## GIVEN DATA
***
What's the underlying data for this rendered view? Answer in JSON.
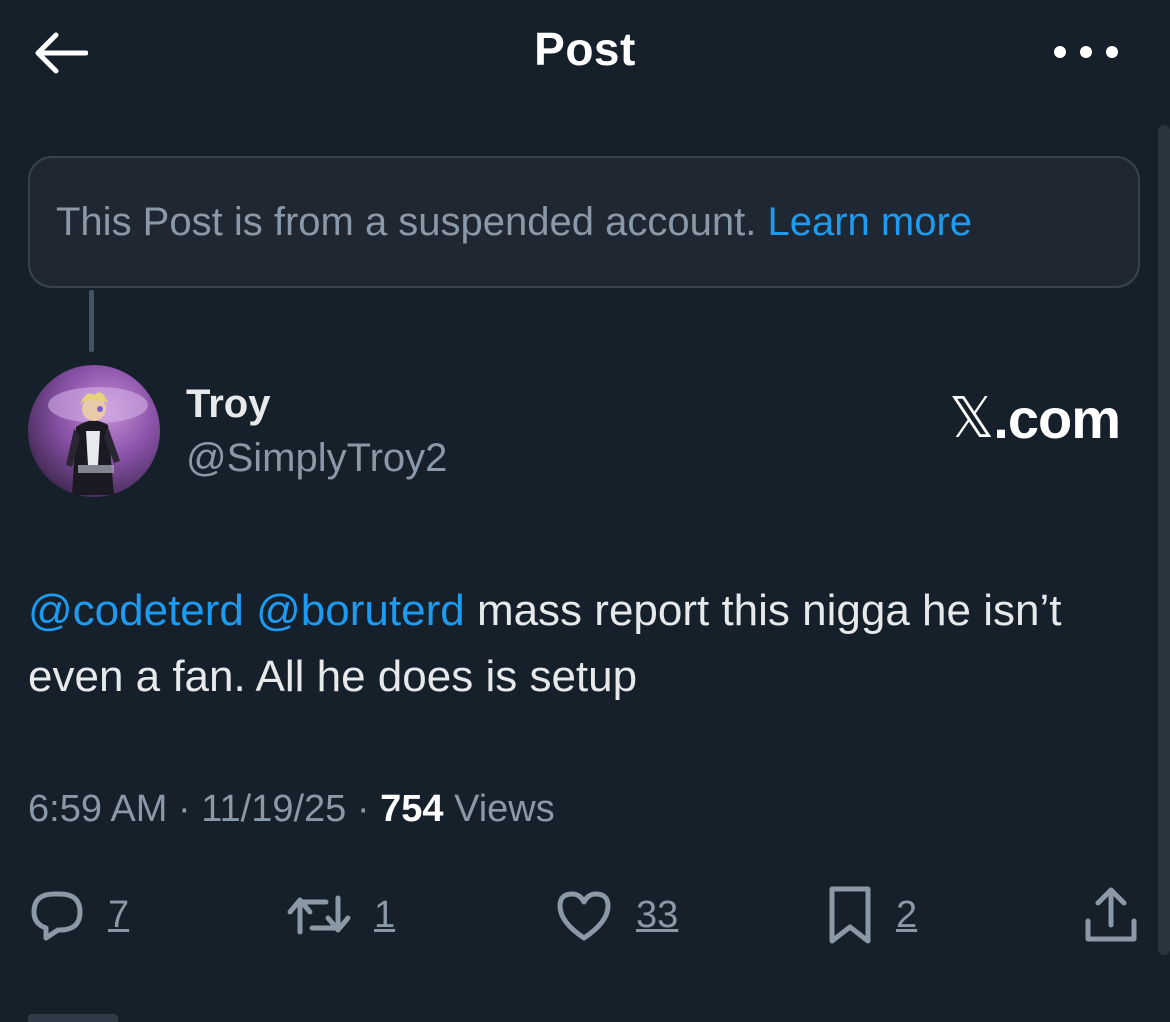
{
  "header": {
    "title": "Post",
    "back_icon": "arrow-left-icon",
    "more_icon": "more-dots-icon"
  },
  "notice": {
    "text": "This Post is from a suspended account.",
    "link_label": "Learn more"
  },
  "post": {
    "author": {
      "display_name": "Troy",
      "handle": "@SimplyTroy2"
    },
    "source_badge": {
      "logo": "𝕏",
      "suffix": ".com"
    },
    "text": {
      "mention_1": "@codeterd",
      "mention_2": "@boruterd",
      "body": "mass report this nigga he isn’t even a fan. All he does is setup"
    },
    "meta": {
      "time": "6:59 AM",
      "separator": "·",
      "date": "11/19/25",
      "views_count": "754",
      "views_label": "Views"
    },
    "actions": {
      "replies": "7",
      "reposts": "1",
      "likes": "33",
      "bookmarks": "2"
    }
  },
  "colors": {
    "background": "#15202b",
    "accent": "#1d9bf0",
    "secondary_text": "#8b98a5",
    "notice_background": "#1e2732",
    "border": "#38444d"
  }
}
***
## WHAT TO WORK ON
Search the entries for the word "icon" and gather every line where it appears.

## RESPONSE TO THE EXERCISE
    "back_icon": "arrow-left-icon",
    "more_icon": "more-dots-icon"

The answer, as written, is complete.